Arthur’s own Mike Franklin one of the Lindback Foundation winners

Arthur’s Mike Franklin was 1 of 60 Philadelphia School District teachers honored on May 3rd by the Christian R. and Mary F. Lindback Foundation with $3,500 prizes for excellence in teaching.

The foundation has awarded more than $3 million to city educators since 2008; it has expanded its reach to honor elementary and middle school as well as high school teachers this year.

Recognizing extraordinary educators operating in challenging circumstances is critical, said David Loder, a Lindback trustee. “All of us need to recognize that the Philadelphia public schools are serving an incredibly important function, and there are some incredibly good teachers and things going on in those schools,” Loder said.

“I fell in love with the idea of teaching kids” - Michael Franklin

The nation’s first civil engineering club for middle school students as certified by the American Society of Civil Engineers is at Chester Arthur Elementary, a neighborhood school at 20th and Catharine Streets.

It’s there because of Michael Franklin, a science, technology, engineering, and math teacher passionate about his work.

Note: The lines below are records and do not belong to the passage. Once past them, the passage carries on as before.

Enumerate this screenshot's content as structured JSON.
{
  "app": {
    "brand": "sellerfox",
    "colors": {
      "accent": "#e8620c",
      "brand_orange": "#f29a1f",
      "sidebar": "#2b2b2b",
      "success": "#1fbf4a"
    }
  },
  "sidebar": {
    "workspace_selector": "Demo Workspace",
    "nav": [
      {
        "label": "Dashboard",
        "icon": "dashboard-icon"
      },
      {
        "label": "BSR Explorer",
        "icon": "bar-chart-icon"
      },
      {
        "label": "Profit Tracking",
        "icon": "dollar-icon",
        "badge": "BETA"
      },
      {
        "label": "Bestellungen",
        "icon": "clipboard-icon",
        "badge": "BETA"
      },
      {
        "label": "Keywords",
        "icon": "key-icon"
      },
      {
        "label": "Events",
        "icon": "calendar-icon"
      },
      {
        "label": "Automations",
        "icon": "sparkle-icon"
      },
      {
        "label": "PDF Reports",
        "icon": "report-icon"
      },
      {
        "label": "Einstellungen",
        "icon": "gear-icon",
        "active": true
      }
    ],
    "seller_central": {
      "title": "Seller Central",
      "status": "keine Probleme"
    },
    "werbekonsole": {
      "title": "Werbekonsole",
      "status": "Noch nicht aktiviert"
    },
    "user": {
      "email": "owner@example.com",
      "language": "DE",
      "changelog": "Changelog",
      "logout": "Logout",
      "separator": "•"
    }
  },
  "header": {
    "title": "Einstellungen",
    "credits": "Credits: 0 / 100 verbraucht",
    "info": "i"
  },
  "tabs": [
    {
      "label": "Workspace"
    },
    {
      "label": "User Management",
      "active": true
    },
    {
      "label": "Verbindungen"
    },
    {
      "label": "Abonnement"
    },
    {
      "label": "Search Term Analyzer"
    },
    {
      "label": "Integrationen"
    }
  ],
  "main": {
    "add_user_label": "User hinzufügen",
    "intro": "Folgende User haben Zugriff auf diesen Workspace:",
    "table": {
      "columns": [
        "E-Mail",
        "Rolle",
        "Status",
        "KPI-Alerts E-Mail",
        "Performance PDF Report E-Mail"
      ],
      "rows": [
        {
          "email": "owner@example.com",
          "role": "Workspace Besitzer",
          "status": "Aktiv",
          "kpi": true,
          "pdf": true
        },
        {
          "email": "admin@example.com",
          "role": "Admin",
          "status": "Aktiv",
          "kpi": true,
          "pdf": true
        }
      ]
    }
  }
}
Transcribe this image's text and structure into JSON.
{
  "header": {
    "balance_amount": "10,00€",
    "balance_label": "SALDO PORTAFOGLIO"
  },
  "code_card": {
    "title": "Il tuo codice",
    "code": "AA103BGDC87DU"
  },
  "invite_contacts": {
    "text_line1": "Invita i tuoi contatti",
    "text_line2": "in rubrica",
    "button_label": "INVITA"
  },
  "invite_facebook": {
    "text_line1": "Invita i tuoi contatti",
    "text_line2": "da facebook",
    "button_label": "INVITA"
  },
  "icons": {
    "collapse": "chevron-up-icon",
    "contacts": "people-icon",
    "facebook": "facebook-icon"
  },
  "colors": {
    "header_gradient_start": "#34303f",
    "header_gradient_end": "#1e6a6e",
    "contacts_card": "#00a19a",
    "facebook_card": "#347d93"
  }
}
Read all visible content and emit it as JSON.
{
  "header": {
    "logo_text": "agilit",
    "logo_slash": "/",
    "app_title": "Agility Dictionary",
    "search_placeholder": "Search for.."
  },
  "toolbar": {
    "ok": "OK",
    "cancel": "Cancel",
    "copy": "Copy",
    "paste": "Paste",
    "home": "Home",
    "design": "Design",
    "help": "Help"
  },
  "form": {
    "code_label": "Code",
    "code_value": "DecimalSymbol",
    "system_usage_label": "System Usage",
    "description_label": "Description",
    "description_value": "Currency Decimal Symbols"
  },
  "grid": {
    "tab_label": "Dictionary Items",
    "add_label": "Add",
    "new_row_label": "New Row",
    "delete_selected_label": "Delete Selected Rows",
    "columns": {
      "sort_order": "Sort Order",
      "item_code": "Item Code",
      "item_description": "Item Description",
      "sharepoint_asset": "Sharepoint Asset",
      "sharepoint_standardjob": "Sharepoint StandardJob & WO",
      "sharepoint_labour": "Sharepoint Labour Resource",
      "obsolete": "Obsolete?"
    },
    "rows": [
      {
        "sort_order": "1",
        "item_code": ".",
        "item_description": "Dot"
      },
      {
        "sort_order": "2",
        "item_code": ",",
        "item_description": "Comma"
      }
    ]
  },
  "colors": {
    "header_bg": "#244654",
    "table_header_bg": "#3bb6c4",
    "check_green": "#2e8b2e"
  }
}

In his eight years of teaching, Franklin has helped transform Arthur into a laboratory of innovation where even kindergartners have meaningful lessons in STEM. That is a buzzword in education these days but something Franklin lives and breathes, from the maker space in his classroom to the outdoor lab, a playground that doubles as a thriving teaching space, complete with sundial, raised garden, and 50-meter track.

“My goal is to open kids’ eyes that this stuff is all around,” Franklin said. “I want to give them the opportunity to do something really big. I want them all to have opportunities.”

Once bound to be a mechanical engineer himself, Franklin shifted course as a Drexel University student when he mentored a fourth grader named Joe.

“I fell in love with the idea of teaching kids,” Franklin said.

He still loves it, from the classroom work to the after-school clubs -- the civil engineering kids, the LEGO robotics kids.

And though the hours are long and the pay is a challenge -- any possible salary increase frozen amid a district contract stalemate, Franklin must work a weekend job to make ends meet -- it remains a joy, he said, lighting up at the remembrance of two former students who are headed to college to study engineering.

“That’s the reason I do what I do,” Franklin said. “If I quit right now, my career would have been a success.”